Worms Eat Our Garbage
Worms Eat Our Garbage
by Barbara Caccamo, , Westury Friends School
“How do you feel about worms?” That was the question posed to me, Barbara Caccamo, Kindergarten Assistant and Early Birds (a before school program) teacher, by our Head of School, Gerri Faivre. “Well, I find them fascinating”, I replied. That was the start of my journey into the world of worms (AKA vermicomposting).
It was early January 2010 when the Kindergarten, Early Birds and the Fifth Grade students joining us began diligently shredding newspaper to make a bed for the worms which would soon be introduced into the big black bin. We were embarking on a new long-term science project, vermicomposting, or simply put, WORMS EAT OUR GARBAGE. The children worked to ready their worm bin by not only shredding paper, but also sprinkling in organic potting soil adding some water,
And then we all waited!
January 14, 2010: The worms have arrived! We put them in their bin along with lettuce, carrot peelings, and celery.
Once the worms were in the bin, the students watched the worms wiggle right over to the food source and start to nibble away. They then covered the bin with black plastic to keep it dark and moist and closed the lid. Air entered the bin through ventilated tubes that run across the bottom.
January 19, 2010: We left the worms alone, in the dark, for four days. When we looked today, only some worms were still visible.
January 29, 2010: Worms still abound. They have eaten all the carrot peelings and lettuce. We gave them coffee grinds and eggshells and tea bags. They now measure two inches!
February 10, 2010: The worms are still fine and eating well.
February 20, 2010: We noticed a few worms outside the bin. They were not moving and were dry. How did they get out?
February 21, 2010: We gave the worms more water and more food.
February 25, 2010: More worms are leaving! We gave them no water or food.
February 26-28: It’s a mass exodus!!! Please don’t leave!!!!!!
March 1, 2010: All the worms have left us and we really don’t know why.
The worm book tells us the worms will leave if they feel a vibration, but our room has a cement floor! We’re all very sad and confused but we vow to try again next year!!!!!
April 2010: After returning from spring break, our Head of School suggests we try again. Once more we make a bed of shredded paper, add potting soil and some water, mixing it all together. This time we move the bin to the Head’s office, introduce two new pounds of worms and there it stays throughout the spring, feeding occurring about three times a week.
May 2010: Worms are alive and well, not thriving but not dying or escaping! We keep them in the office and feed them regularly. The paper begins to look like nutrient rich soil…that was the goal!
June 2010: Summer vacation is almost here and the paper has been transformed into soil…time to release the worms into the garden where pumpkin seeds have been planted with hopes of a harvest in October. Many worms have survived life in the bin and scamper out into the soil and immediately dig deep within it. We wait to see what will happen in the fall.

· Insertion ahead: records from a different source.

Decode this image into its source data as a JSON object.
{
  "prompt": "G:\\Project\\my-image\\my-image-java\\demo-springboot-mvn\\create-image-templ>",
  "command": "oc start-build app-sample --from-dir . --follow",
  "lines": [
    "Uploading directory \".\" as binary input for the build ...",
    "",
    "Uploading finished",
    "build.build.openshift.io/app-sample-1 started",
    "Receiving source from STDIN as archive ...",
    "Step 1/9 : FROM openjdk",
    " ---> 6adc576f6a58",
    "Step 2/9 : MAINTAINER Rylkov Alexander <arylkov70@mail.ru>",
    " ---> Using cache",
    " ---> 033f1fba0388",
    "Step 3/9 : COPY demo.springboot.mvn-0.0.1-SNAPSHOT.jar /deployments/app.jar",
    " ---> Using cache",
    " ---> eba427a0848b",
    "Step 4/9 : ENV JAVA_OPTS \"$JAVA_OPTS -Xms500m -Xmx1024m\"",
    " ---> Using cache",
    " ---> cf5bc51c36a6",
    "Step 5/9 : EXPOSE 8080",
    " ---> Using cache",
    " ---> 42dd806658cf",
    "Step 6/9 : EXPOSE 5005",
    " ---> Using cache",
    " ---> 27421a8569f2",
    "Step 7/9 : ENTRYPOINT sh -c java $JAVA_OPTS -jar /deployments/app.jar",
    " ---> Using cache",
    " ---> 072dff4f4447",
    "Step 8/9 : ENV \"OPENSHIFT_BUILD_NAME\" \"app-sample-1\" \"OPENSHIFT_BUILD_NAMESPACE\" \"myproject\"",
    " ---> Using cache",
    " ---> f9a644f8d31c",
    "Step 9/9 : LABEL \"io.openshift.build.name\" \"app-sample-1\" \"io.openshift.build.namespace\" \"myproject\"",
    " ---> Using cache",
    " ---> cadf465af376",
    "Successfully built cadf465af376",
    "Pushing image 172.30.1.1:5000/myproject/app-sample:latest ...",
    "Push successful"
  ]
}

Due to the very dry and hot climate experienced on Long Island this summer, even with constant attention, our pumpkin patch dies off by September. A few vines remain and a few flowers, but no pumpkins and no visible worms within the soil.
We are still not sure as to why the first group of worms ran away from us, or more than likely died in the bin. Too hot, too cold, north side of the room as opposed to south side, or vice versa. Not enough moisture, too much moisture. Although disappointed, the children did not seem upset about the loss of the worms in the same way they might miss the rabbit or the hamsters if they were to not be there when they arrived in class. We will try it again this winter as we now have six raised beds and a Children’s Community Garden to supply nutrient rich soil. And perhaps our first attempt and first disappointment has provided us with more insight as to how to manage this project better at the onset and to observe and track changes with more accuracy, making adjustments when needed.
Earthworms are a great way to convert organic waste into nutrient rich material, which can support plant growth. What better way is there to contribute in a positive way to our environment than to have WORMS EAT OUR GARBAGE? It is a simple, effective and convenient method of composting, but best of all, it is fun!!! And, as always, students and new thoughts lead us on the path to new and exciting science study…stay tuned for the next episode of As the Worms Turn at Westbury Friends School!